[Exercise details]
Every line below should come back exactly as written, though the pictures stay out.

Web page and app entries

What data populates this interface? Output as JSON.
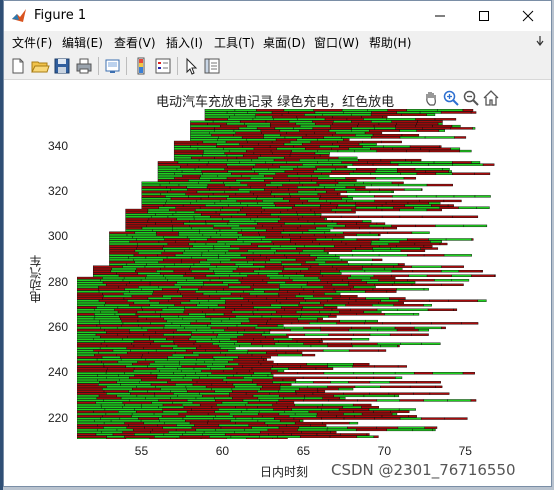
{
  "window": {
    "title": "Figure 1",
    "controls": {
      "minimize": "—",
      "maximize": "☐",
      "close": "✕"
    }
  },
  "menu": {
    "items": [
      "文件(F)",
      "编辑(E)",
      "查看(V)",
      "插入(I)",
      "工具(T)",
      "桌面(D)",
      "窗口(W)",
      "帮助(H)"
    ]
  },
  "toolbar": {
    "buttons": [
      "new-figure-icon",
      "open-file-icon",
      "save-icon",
      "print-icon",
      "link-plot-icon",
      "insert-colorbar-icon",
      "insert-legend-icon",
      "edit-plot-arrow-icon",
      "property-inspector-icon"
    ]
  },
  "axes_toolbar": {
    "buttons": [
      "pan-hand-icon",
      "zoom-in-icon",
      "zoom-out-icon",
      "home-icon"
    ]
  },
  "colors": {
    "charge": "#1fd01f",
    "discharge": "#a80a0a",
    "edge": "#000000"
  },
  "watermark": "CSDN @2301_76716550",
  "chart_data": {
    "type": "bar",
    "title": "电动汽车充放电记录  绿色充电，红色放电",
    "xlabel": "日内时刻",
    "ylabel": "电动汽车",
    "xlim": [
      51,
      77
    ],
    "ylim": [
      211,
      357
    ],
    "xticks": [
      55,
      60,
      65,
      70,
      75
    ],
    "yticks": [
      220,
      240,
      260,
      280,
      300,
      320,
      340
    ],
    "legend": "none",
    "grid": false,
    "series": [
      {
        "name": "绿色充电",
        "color": "#1fd01f"
      },
      {
        "name": "红色放电",
        "color": "#a80a0a"
      }
    ]
  }
}
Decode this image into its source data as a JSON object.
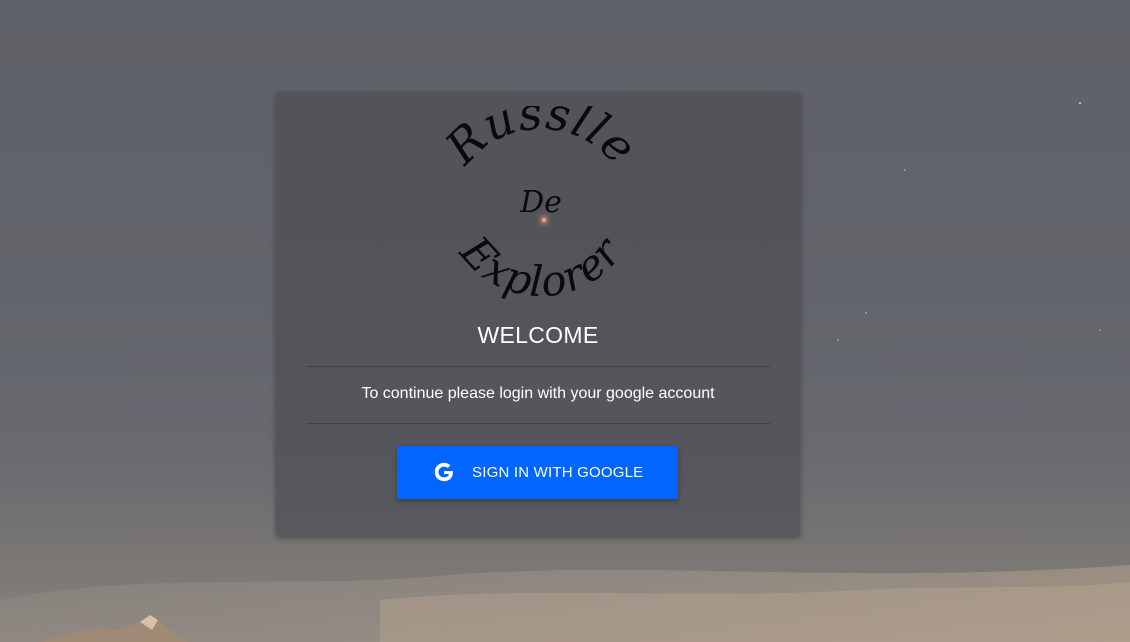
{
  "brand": {
    "logo_top_text": "Russlle",
    "logo_center_text": "De",
    "logo_bottom_text": "Explorer"
  },
  "login": {
    "title": "WELCOME",
    "subtitle": "To continue please login with your google account",
    "google_button_label": "SIGN IN WITH GOOGLE",
    "google_button_icon": "google-g-icon"
  },
  "colors": {
    "button_bg": "#0066ff",
    "card_bg": "rgba(78,79,85,0.72)",
    "text": "#ffffff"
  }
}
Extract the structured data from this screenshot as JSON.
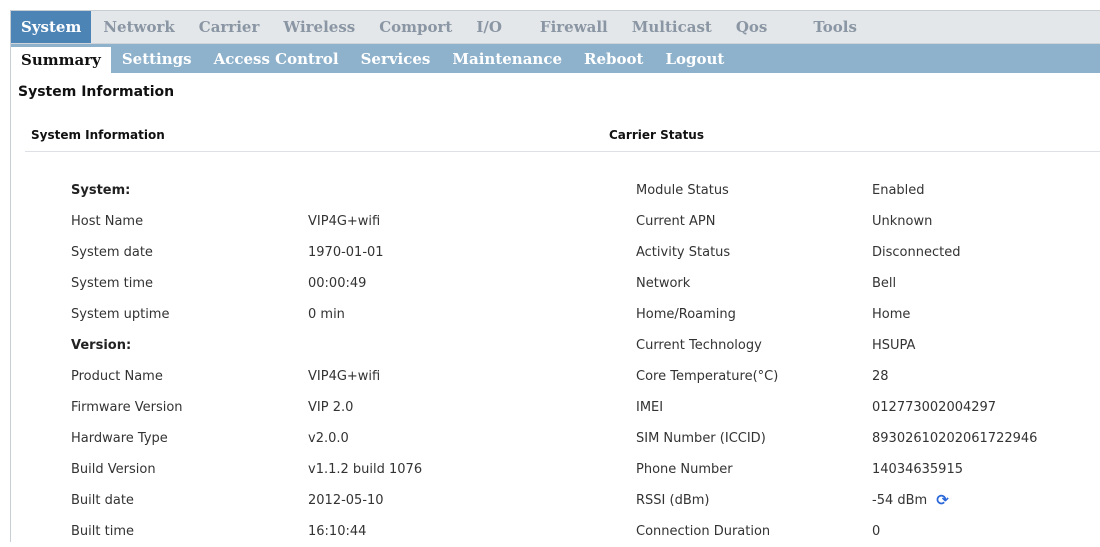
{
  "topnav": [
    "System",
    "Network",
    "Carrier",
    "Wireless",
    "Comport",
    "I/O",
    "Firewall",
    "Multicast",
    "Qos",
    "Tools"
  ],
  "subnav": [
    "Summary",
    "Settings",
    "Access Control",
    "Services",
    "Maintenance",
    "Reboot",
    "Logout"
  ],
  "page_title": "System Information",
  "left_section": {
    "header": "System Information",
    "rows": [
      {
        "label": "System:",
        "value": "",
        "bold": true
      },
      {
        "label": "Host Name",
        "value": "VIP4G+wifi"
      },
      {
        "label": "System date",
        "value": "1970-01-01"
      },
      {
        "label": "System time",
        "value": "00:00:49"
      },
      {
        "label": "System uptime",
        "value": "0 min"
      },
      {
        "label": "Version:",
        "value": "",
        "bold": true
      },
      {
        "label": "Product Name",
        "value": "VIP4G+wifi"
      },
      {
        "label": "Firmware Version",
        "value": "VIP 2.0"
      },
      {
        "label": "Hardware Type",
        "value": "v2.0.0"
      },
      {
        "label": "Build Version",
        "value": "v1.1.2 build 1076"
      },
      {
        "label": "Built date",
        "value": "2012-05-10"
      },
      {
        "label": "Built time",
        "value": "16:10:44"
      }
    ]
  },
  "right_section": {
    "header": "Carrier Status",
    "rows": [
      {
        "label": "Module Status",
        "value": "Enabled"
      },
      {
        "label": "Current APN",
        "value": "Unknown"
      },
      {
        "label": "Activity Status",
        "value": "Disconnected"
      },
      {
        "label": "Network",
        "value": "Bell"
      },
      {
        "label": "Home/Roaming",
        "value": "Home"
      },
      {
        "label": "Current Technology",
        "value": "HSUPA"
      },
      {
        "label": "Core Temperature(°C)",
        "value": "28"
      },
      {
        "label": "IMEI",
        "value": "012773002004297"
      },
      {
        "label": "SIM Number (ICCID)",
        "value": "89302610202061722946"
      },
      {
        "label": "Phone Number",
        "value": "14034635915"
      },
      {
        "label": "RSSI (dBm)",
        "value": "-54 dBm",
        "icon": "refresh-icon"
      },
      {
        "label": "Connection Duration",
        "value": "0"
      }
    ]
  },
  "colors": {
    "active_tab": "#4d84b6",
    "subnav": "#8fb2cc",
    "refresh_icon": "#2a67d8"
  }
}
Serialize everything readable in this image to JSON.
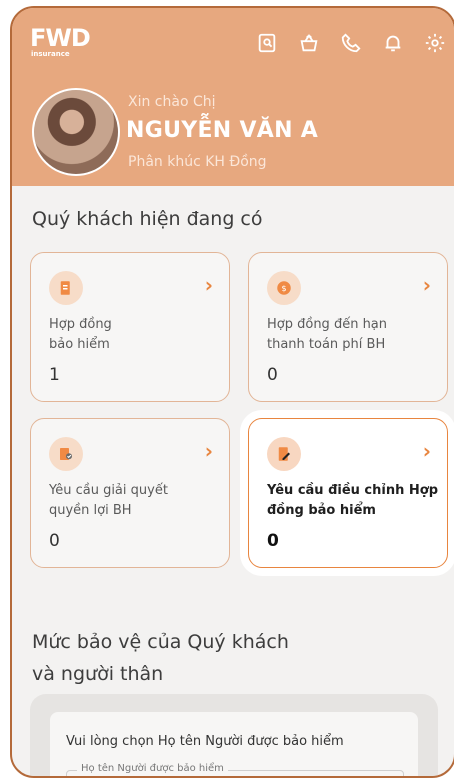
{
  "header": {
    "logo_text": "FWD",
    "logo_sub": "insurance",
    "greeting": "Xin chào Chị",
    "name": "NGUYỄN VĂN A",
    "segment": "Phân khúc KH Đồng",
    "icons": [
      "search-document-icon",
      "package-icon",
      "phone-icon",
      "bell-icon",
      "gear-icon"
    ]
  },
  "main": {
    "section_title": "Quý khách hiện đang có",
    "cards": [
      {
        "label": "Hợp đồng\nbảo hiểm",
        "count": "1",
        "icon": "document-icon"
      },
      {
        "label": "Hợp đồng đến hạn\nthanh toán phí BH",
        "count": "0",
        "icon": "dollar-icon"
      },
      {
        "label": "Yêu cầu giải quyết\nquyền lợi BH",
        "count": "0",
        "icon": "claim-check-icon"
      },
      {
        "label": "Yêu cầu điều chỉnh Hợp\nđồng bảo hiểm",
        "count": "0",
        "icon": "edit-document-icon"
      }
    ],
    "protection_title": "Mức bảo vệ của Quý khách\nvà người thân",
    "select_prompt": "Vui lòng chọn Họ tên Người được bảo hiểm",
    "field_label": "Họ tên Người được bảo hiểm"
  },
  "colors": {
    "header_bg": "#e7a87f",
    "accent": "#e8853f",
    "frame": "#b46a3a"
  }
}
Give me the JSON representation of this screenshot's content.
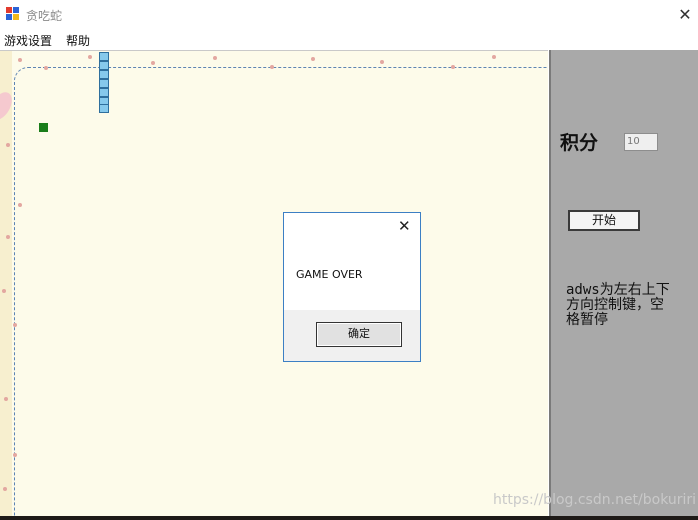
{
  "window": {
    "title": "贪吃蛇",
    "close_glyph": "✕"
  },
  "menu": {
    "items": [
      "游戏设置",
      "帮助"
    ]
  },
  "side_panel": {
    "score_label": "积分",
    "score_value": "10",
    "start_label": "开始",
    "help_text": "adws为左右上下方向控制键，空格暂停"
  },
  "dialog": {
    "message": "GAME OVER",
    "ok_label": "确定",
    "close_glyph": "✕"
  },
  "watermark": "https://blog.csdn.net/bokuriri",
  "icons": [
    "app-icon",
    "close-icon"
  ],
  "colors": {
    "snake": "#86c9ec",
    "food": "#1a7d1a",
    "panel": "#a9a9a9",
    "board": "#fdfbea",
    "dialog_border": "#3c7fc4"
  }
}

[Task response]
What data populates this interface? Output as JSON.
{
  "window": {
    "title": "Figure 1",
    "controls": {
      "minimize": "—",
      "maximize": "☐",
      "close": "✕"
    }
  },
  "menu": {
    "items": [
      "文件(F)",
      "编辑(E)",
      "查看(V)",
      "插入(I)",
      "工具(T)",
      "桌面(D)",
      "窗口(W)",
      "帮助(H)"
    ]
  },
  "toolbar": {
    "buttons": [
      "new-figure-icon",
      "open-file-icon",
      "save-icon",
      "print-icon",
      "link-plot-icon",
      "insert-colorbar-icon",
      "insert-legend-icon",
      "edit-plot-arrow-icon",
      "property-inspector-icon"
    ]
  },
  "axes_toolbar": {
    "buttons": [
      "pan-hand-icon",
      "zoom-in-icon",
      "zoom-out-icon",
      "home-icon"
    ]
  },
  "colors": {
    "charge": "#1fd01f",
    "discharge": "#a80a0a",
    "edge": "#000000"
  },
  "watermark": "CSDN @2301_76716550",
  "chart_data": {
    "type": "bar",
    "title": "电动汽车充放电记录  绿色充电，红色放电",
    "xlabel": "日内时刻",
    "ylabel": "电动汽车",
    "xlim": [
      51,
      77
    ],
    "ylim": [
      211,
      357
    ],
    "xticks": [
      55,
      60,
      65,
      70,
      75
    ],
    "yticks": [
      220,
      240,
      260,
      280,
      300,
      320,
      340
    ],
    "legend": "none",
    "grid": false,
    "series": [
      {
        "name": "绿色充电",
        "color": "#1fd01f"
      },
      {
        "name": "红色放电",
        "color": "#a80a0a"
      }
    ]
  }
}
Decode this image into its source data as a JSON object.
{
  "brand": {
    "logo_top_text": "Russlle",
    "logo_center_text": "De",
    "logo_bottom_text": "Explorer"
  },
  "login": {
    "title": "WELCOME",
    "subtitle": "To continue please login with your google account",
    "google_button_label": "SIGN IN WITH GOOGLE",
    "google_button_icon": "google-g-icon"
  },
  "colors": {
    "button_bg": "#0066ff",
    "card_bg": "rgba(78,79,85,0.72)",
    "text": "#ffffff"
  }
}
Extract the structured data from this screenshot as JSON.
{
  "topnav": [
    "System",
    "Network",
    "Carrier",
    "Wireless",
    "Comport",
    "I/O",
    "Firewall",
    "Multicast",
    "Qos",
    "Tools"
  ],
  "subnav": [
    "Summary",
    "Settings",
    "Access Control",
    "Services",
    "Maintenance",
    "Reboot",
    "Logout"
  ],
  "page_title": "System Information",
  "left_section": {
    "header": "System Information",
    "rows": [
      {
        "label": "System:",
        "value": "",
        "bold": true
      },
      {
        "label": "Host Name",
        "value": "VIP4G+wifi"
      },
      {
        "label": "System date",
        "value": "1970-01-01"
      },
      {
        "label": "System time",
        "value": "00:00:49"
      },
      {
        "label": "System uptime",
        "value": "0 min"
      },
      {
        "label": "Version:",
        "value": "",
        "bold": true
      },
      {
        "label": "Product Name",
        "value": "VIP4G+wifi"
      },
      {
        "label": "Firmware Version",
        "value": "VIP 2.0"
      },
      {
        "label": "Hardware Type",
        "value": "v2.0.0"
      },
      {
        "label": "Build Version",
        "value": "v1.1.2 build 1076"
      },
      {
        "label": "Built date",
        "value": "2012-05-10"
      },
      {
        "label": "Built time",
        "value": "16:10:44"
      }
    ]
  },
  "right_section": {
    "header": "Carrier Status",
    "rows": [
      {
        "label": "Module Status",
        "value": "Enabled"
      },
      {
        "label": "Current APN",
        "value": "Unknown"
      },
      {
        "label": "Activity Status",
        "value": "Disconnected"
      },
      {
        "label": "Network",
        "value": "Bell"
      },
      {
        "label": "Home/Roaming",
        "value": "Home"
      },
      {
        "label": "Current Technology",
        "value": "HSUPA"
      },
      {
        "label": "Core Temperature(°C)",
        "value": "28"
      },
      {
        "label": "IMEI",
        "value": "012773002004297"
      },
      {
        "label": "SIM Number (ICCID)",
        "value": "89302610202061722946"
      },
      {
        "label": "Phone Number",
        "value": "14034635915"
      },
      {
        "label": "RSSI (dBm)",
        "value": "-54 dBm",
        "icon": "refresh-icon"
      },
      {
        "label": "Connection Duration",
        "value": "0"
      }
    ]
  },
  "colors": {
    "active_tab": "#4d84b6",
    "subnav": "#8fb2cc",
    "refresh_icon": "#2a67d8"
  }
}
Serialize everything readable in this image to JSON.
{
  "header": {
    "logo_text": "FWD",
    "logo_sub": "insurance",
    "greeting": "Xin chào Chị",
    "name": "NGUYỄN VĂN A",
    "segment": "Phân khúc KH Đồng",
    "icons": [
      "search-document-icon",
      "package-icon",
      "phone-icon",
      "bell-icon",
      "gear-icon"
    ]
  },
  "main": {
    "section_title": "Quý khách hiện đang có",
    "cards": [
      {
        "label": "Hợp đồng\nbảo hiểm",
        "count": "1",
        "icon": "document-icon"
      },
      {
        "label": "Hợp đồng đến hạn\nthanh toán phí BH",
        "count": "0",
        "icon": "dollar-icon"
      },
      {
        "label": "Yêu cầu giải quyết\nquyền lợi BH",
        "count": "0",
        "icon": "claim-check-icon"
      },
      {
        "label": "Yêu cầu điều chỉnh Hợp\nđồng bảo hiểm",
        "count": "0",
        "icon": "edit-document-icon"
      }
    ],
    "protection_title": "Mức bảo vệ của Quý khách\nvà người thân",
    "select_prompt": "Vui lòng chọn Họ tên Người được bảo hiểm",
    "field_label": "Họ tên Người được bảo hiểm"
  },
  "colors": {
    "header_bg": "#e7a87f",
    "accent": "#e8853f",
    "frame": "#b46a3a"
  }
}
Give me the JSON representation of this screenshot's content.
{
  "window": {
    "title": "贪吃蛇",
    "close_glyph": "✕"
  },
  "menu": {
    "items": [
      "游戏设置",
      "帮助"
    ]
  },
  "side_panel": {
    "score_label": "积分",
    "score_value": "10",
    "start_label": "开始",
    "help_text": "adws为左右上下方向控制键，空格暂停"
  },
  "dialog": {
    "message": "GAME OVER",
    "ok_label": "确定",
    "close_glyph": "✕"
  },
  "watermark": "https://blog.csdn.net/bokuriri",
  "icons": [
    "app-icon",
    "close-icon"
  ],
  "colors": {
    "snake": "#86c9ec",
    "food": "#1a7d1a",
    "panel": "#a9a9a9",
    "board": "#fdfbea",
    "dialog_border": "#3c7fc4"
  }
}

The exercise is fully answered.